Problem details => Go through the records that follow and tally the lines with "icon" in them; answer with the number alone.

[[ Data extracts, beginning ]]

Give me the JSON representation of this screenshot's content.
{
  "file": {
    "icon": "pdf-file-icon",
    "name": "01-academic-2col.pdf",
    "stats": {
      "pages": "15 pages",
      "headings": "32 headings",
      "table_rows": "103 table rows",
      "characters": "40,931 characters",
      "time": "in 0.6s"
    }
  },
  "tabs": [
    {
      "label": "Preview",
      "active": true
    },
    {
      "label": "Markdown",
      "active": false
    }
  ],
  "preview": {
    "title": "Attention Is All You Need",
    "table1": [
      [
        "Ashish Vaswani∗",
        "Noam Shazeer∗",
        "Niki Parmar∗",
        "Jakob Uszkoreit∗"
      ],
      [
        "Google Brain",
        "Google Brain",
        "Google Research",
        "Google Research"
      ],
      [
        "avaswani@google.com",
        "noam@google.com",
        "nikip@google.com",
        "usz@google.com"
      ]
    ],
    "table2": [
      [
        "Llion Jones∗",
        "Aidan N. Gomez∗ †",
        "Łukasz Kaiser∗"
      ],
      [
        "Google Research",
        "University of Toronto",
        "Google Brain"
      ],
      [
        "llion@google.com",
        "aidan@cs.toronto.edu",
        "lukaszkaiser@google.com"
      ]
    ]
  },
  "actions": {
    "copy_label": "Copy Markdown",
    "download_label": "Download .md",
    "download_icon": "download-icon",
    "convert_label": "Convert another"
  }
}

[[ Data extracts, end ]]

Output of the task => 2